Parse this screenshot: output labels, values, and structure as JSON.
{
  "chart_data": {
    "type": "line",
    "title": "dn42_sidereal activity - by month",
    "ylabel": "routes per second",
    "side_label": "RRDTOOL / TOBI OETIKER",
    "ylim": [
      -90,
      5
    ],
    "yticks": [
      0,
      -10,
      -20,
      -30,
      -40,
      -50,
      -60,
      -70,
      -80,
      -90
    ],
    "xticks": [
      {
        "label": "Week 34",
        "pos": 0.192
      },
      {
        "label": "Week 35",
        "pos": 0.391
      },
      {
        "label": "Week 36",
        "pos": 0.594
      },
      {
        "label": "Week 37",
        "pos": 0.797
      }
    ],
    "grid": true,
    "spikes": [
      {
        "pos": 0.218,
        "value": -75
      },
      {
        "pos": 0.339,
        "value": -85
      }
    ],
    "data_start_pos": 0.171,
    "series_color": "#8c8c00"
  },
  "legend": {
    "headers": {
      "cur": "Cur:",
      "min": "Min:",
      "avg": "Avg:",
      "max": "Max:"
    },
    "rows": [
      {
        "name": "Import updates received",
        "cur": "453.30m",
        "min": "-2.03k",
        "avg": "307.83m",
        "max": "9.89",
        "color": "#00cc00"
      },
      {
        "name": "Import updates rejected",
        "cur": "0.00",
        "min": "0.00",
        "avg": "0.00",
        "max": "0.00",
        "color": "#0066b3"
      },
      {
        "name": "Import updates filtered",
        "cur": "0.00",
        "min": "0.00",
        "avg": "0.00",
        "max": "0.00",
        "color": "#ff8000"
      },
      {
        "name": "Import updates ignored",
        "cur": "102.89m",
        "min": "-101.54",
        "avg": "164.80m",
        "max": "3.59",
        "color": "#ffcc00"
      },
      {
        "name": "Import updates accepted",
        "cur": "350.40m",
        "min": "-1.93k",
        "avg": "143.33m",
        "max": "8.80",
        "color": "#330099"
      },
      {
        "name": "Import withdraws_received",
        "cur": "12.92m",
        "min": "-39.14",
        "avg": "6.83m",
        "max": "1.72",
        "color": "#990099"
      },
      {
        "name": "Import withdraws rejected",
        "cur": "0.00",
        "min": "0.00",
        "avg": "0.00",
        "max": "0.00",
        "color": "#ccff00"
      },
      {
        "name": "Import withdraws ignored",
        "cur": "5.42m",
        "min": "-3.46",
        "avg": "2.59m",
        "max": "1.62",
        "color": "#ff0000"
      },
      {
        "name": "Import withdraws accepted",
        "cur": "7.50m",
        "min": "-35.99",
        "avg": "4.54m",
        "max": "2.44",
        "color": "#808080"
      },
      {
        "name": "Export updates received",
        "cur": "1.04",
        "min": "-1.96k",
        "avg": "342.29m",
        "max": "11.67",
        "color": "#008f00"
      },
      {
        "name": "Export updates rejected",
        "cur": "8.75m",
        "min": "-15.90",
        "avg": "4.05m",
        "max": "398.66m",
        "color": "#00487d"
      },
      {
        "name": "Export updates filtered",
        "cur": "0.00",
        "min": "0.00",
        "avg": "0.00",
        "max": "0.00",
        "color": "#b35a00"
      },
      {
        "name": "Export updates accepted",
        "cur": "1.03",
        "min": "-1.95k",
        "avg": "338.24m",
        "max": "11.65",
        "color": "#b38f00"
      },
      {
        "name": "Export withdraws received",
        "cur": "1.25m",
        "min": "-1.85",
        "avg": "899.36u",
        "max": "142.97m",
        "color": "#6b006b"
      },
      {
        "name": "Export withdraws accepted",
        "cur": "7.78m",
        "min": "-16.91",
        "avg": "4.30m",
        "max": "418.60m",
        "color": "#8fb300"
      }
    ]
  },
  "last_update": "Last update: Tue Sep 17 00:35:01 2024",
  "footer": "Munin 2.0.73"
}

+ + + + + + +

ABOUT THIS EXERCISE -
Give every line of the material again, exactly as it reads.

REPLY TO THE EXERCISE -
Parse this screenshot: output labels, values, and structure as JSON.
{
  "chart_data": {
    "type": "line",
    "title": "dn42_sidereal activity - by month",
    "ylabel": "routes per second",
    "side_label": "RRDTOOL / TOBI OETIKER",
    "ylim": [
      -90,
      5
    ],
    "yticks": [
      0,
      -10,
      -20,
      -30,
      -40,
      -50,
      -60,
      -70,
      -80,
      -90
    ],
    "xticks": [
      {
        "label": "Week 34",
        "pos": 0.192
      },
      {
        "label": "Week 35",
        "pos": 0.391
      },
      {
        "label": "Week 36",
        "pos": 0.594
      },
      {
        "label": "Week 37",
        "pos": 0.797
      }
    ],
    "grid": true,
    "spikes": [
      {
        "pos": 0.218,
        "value": -75
      },
      {
        "pos": 0.339,
        "value": -85
      }
    ],
    "data_start_pos": 0.171,
    "series_color": "#8c8c00"
  },
  "legend": {
    "headers": {
      "cur": "Cur:",
      "min": "Min:",
      "avg": "Avg:",
      "max": "Max:"
    },
    "rows": [
      {
        "name": "Import updates received",
        "cur": "453.30m",
        "min": "-2.03k",
        "avg": "307.83m",
        "max": "9.89",
        "color": "#00cc00"
      },
      {
        "name": "Import updates rejected",
        "cur": "0.00",
        "min": "0.00",
        "avg": "0.00",
        "max": "0.00",
        "color": "#0066b3"
      },
      {
        "name": "Import updates filtered",
        "cur": "0.00",
        "min": "0.00",
        "avg": "0.00",
        "max": "0.00",
        "color": "#ff8000"
      },
      {
        "name": "Import updates ignored",
        "cur": "102.89m",
        "min": "-101.54",
        "avg": "164.80m",
        "max": "3.59",
        "color": "#ffcc00"
      },
      {
        "name": "Import updates accepted",
        "cur": "350.40m",
        "min": "-1.93k",
        "avg": "143.33m",
        "max": "8.80",
        "color": "#330099"
      },
      {
        "name": "Import withdraws_received",
        "cur": "12.92m",
        "min": "-39.14",
        "avg": "6.83m",
        "max": "1.72",
        "color": "#990099"
      },
      {
        "name": "Import withdraws rejected",
        "cur": "0.00",
        "min": "0.00",
        "avg": "0.00",
        "max": "0.00",
        "color": "#ccff00"
      },
      {
        "name": "Import withdraws ignored",
        "cur": "5.42m",
        "min": "-3.46",
        "avg": "2.59m",
        "max": "1.62",
        "color": "#ff0000"
      },
      {
        "name": "Import withdraws accepted",
        "cur": "7.50m",
        "min": "-35.99",
        "avg": "4.54m",
        "max": "2.44",
        "color": "#808080"
      },
      {
        "name": "Export updates received",
        "cur": "1.04",
        "min": "-1.96k",
        "avg": "342.29m",
        "max": "11.67",
        "color": "#008f00"
      },
      {
        "name": "Export updates rejected",
        "cur": "8.75m",
        "min": "-15.90",
        "avg": "4.05m",
        "max": "398.66m",
        "color": "#00487d"
      },
      {
        "name": "Export updates filtered",
        "cur": "0.00",
        "min": "0.00",
        "avg": "0.00",
        "max": "0.00",
        "color": "#b35a00"
      },
      {
        "name": "Export updates accepted",
        "cur": "1.03",
        "min": "-1.95k",
        "avg": "338.24m",
        "max": "11.65",
        "color": "#b38f00"
      },
      {
        "name": "Export withdraws received",
        "cur": "1.25m",
        "min": "-1.85",
        "avg": "899.36u",
        "max": "142.97m",
        "color": "#6b006b"
      },
      {
        "name": "Export withdraws accepted",
        "cur": "7.78m",
        "min": "-16.91",
        "avg": "4.30m",
        "max": "418.60m",
        "color": "#8fb300"
      }
    ]
  },
  "last_update": "Last update: Tue Sep 17 00:35:01 2024",
  "footer": "Munin 2.0.73"
}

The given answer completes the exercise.